Exactly. If this is the attention someone gets just for writing about the school for ESPN, I can't imagine what it's like for the guys whom we write about. It's a wonder they all don't wind up in rehab.
We went over to a party to watch Illinois play Fairleigh Dickinson in its first-round game and everyone there got pretty nervous when the Illini led by only a point at halftime. Illinois pulled away in the end, but not quickly or substantially enough to completely satisfy the fans. They all still loyally stand by their team to win the whole thing but a healthier margin of victory would have made them feel a little better. People kept asking what I thought of Illinois' performance, but what do I know? No. 1 seeds often look a little shaky in the opening round and then gain their form in the ensuing games. Illinois will be just fine.
(At least, it will be until it loses to Washington in the Final Four.)

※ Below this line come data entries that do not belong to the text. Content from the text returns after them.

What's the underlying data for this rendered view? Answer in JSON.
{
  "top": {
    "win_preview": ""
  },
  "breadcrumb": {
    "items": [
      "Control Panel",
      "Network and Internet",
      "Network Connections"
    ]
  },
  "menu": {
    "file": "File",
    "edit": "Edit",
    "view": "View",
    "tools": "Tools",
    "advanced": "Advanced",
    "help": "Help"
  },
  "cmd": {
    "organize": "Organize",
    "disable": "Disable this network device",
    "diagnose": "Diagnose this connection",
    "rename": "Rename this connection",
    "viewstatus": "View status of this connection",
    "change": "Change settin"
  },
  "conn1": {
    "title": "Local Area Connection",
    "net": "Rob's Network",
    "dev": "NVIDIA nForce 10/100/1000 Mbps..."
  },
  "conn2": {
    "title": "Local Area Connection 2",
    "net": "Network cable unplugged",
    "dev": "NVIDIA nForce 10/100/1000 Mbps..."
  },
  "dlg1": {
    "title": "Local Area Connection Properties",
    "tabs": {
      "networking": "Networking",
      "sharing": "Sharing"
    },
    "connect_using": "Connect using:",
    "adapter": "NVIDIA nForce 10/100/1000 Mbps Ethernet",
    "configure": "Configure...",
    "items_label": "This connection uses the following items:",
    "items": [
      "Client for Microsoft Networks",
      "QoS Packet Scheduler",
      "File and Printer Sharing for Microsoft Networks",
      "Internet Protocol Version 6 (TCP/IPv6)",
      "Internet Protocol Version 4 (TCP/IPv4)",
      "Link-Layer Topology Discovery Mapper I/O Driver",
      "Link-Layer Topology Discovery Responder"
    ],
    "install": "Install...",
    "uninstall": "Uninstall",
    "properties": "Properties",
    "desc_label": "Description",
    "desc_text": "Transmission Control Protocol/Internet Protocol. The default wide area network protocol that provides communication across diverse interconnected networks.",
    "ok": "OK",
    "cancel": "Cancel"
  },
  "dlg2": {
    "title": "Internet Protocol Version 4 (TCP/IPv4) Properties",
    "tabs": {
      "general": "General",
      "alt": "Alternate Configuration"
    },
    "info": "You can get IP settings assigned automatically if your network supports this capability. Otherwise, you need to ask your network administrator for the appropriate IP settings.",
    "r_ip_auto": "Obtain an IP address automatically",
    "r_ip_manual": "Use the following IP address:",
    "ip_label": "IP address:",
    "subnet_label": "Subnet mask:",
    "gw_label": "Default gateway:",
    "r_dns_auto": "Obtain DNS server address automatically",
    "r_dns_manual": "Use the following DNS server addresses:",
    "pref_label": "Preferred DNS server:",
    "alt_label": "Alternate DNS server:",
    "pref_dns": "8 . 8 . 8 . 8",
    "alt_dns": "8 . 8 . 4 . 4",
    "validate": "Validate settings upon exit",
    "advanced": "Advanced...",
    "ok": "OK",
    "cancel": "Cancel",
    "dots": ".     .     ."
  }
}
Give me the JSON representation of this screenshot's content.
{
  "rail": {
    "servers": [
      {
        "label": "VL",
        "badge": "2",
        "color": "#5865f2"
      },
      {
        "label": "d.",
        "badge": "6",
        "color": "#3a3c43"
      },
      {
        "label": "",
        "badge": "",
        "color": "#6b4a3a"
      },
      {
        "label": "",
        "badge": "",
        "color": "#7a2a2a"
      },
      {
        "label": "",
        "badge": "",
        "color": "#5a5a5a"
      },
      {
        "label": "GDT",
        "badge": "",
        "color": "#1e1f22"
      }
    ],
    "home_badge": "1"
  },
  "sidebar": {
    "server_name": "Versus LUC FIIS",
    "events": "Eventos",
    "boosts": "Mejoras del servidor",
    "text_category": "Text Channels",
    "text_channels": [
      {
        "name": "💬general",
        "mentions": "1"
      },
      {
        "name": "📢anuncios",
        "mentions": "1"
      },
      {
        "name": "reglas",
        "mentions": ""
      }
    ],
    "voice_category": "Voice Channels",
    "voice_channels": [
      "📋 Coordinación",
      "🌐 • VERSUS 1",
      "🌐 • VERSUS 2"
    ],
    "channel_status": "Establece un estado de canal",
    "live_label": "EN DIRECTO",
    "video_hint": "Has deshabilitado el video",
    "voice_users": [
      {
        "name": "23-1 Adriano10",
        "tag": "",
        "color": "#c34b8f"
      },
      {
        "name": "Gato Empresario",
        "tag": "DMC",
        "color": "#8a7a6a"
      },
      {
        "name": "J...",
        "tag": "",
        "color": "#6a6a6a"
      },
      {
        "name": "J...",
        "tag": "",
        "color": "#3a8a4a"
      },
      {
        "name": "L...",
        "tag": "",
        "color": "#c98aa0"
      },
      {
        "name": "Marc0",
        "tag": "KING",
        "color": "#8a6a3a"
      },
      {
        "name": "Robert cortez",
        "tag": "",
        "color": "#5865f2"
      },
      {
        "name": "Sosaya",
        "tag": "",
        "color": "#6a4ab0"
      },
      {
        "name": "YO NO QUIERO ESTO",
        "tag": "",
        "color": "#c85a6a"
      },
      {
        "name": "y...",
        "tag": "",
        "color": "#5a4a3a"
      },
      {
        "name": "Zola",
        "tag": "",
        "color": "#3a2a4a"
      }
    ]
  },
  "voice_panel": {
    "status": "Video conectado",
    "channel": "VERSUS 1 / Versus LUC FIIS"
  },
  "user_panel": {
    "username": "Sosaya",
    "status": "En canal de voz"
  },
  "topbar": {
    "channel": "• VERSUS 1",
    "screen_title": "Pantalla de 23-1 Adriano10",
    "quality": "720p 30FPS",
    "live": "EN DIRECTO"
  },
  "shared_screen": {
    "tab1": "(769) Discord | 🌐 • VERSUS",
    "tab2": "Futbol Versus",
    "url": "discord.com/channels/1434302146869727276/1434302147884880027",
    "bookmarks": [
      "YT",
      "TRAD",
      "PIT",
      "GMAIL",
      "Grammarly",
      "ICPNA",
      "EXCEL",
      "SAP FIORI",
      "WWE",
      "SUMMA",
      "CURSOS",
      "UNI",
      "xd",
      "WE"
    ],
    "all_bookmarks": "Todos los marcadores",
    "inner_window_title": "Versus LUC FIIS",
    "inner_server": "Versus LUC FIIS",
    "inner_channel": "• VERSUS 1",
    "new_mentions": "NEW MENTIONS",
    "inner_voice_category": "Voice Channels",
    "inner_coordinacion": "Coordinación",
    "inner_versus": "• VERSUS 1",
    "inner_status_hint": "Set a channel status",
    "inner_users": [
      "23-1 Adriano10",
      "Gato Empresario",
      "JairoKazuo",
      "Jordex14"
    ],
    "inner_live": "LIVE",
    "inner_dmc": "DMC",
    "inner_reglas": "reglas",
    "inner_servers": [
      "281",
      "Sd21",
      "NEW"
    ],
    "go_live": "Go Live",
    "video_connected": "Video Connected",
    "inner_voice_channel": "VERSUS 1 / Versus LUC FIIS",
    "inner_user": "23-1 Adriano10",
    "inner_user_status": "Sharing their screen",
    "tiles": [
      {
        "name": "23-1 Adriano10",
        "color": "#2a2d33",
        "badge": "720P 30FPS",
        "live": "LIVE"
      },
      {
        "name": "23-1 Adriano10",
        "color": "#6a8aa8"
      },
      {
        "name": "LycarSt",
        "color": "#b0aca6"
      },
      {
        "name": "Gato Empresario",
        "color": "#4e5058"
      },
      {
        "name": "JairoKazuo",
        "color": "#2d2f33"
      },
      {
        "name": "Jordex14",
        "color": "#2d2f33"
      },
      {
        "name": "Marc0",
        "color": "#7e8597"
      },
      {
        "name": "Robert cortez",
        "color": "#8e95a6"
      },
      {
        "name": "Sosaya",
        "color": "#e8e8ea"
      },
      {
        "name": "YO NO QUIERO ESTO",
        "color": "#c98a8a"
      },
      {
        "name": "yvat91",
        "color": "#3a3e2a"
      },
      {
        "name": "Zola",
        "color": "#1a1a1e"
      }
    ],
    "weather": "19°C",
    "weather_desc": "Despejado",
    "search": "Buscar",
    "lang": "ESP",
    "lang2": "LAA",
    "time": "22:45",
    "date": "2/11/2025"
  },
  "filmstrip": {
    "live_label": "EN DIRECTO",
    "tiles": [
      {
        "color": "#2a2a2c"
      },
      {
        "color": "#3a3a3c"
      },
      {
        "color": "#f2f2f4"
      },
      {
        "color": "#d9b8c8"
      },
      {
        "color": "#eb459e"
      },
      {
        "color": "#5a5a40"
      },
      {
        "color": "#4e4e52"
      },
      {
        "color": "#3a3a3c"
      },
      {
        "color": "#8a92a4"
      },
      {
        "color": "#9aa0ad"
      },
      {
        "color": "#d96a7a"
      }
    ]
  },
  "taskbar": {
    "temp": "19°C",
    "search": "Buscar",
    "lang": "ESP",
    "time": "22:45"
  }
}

By the time the bars closed, I was thoroughly exhausted, both from the day and from a week experiencing as much college life as possible without being placed on double-secret probation. I lived in a fraternity. I sat in on classes. I ate dorm food. I took a midterm (and I think I also passed). I wrote a column for the school paper. I debated politics and religion. I explored the musty stacks of one of the largest libraries in the world. I learned how to tap dance the time-step (well, sort of). I drank enough to pickle a rock band and all their groupies. I battled medieval re-enactors wielding Styrofoam swords on the south campus lawn (it's a long story). I stood in the Pentagon of Shame (it's a longer story). I sat up discussing school, careers and life until the sun rose (note to everyone: there's no need to rush you've got plenty of life to live).
But most importantly, I made some new friends.
Liz, Danielle, Jen, Ashley and Lyndsay; Phil, John, Randy and all the members of the Sigma Phi Epsilon house; John, Julian and the guys on Blaisdell 2 I'm not gonna lie to you. You provided the perfect Wayback Machine to let a 43-year-old man feel like a college student again.
Just do me one favor. Next time, could we mix in a couple more hours of sleep and a few less shots of tequila?
I fly home from Illinois this afternoon for a needed weekend of rest before heading back on the road to North Carolina for week two of my personal March Madness. After this week, the schools along Tobacco Road have clown-size shoes to fill. In fact, if they can match the hospitality shown by Illinois, I'm in serious trouble.
Jim Caple is a senior writer at ESPN.com. His first book, "The Devil Wears Pinstripes," is being published by Plume. It can be ordered through his Web site, Jimcaple.com.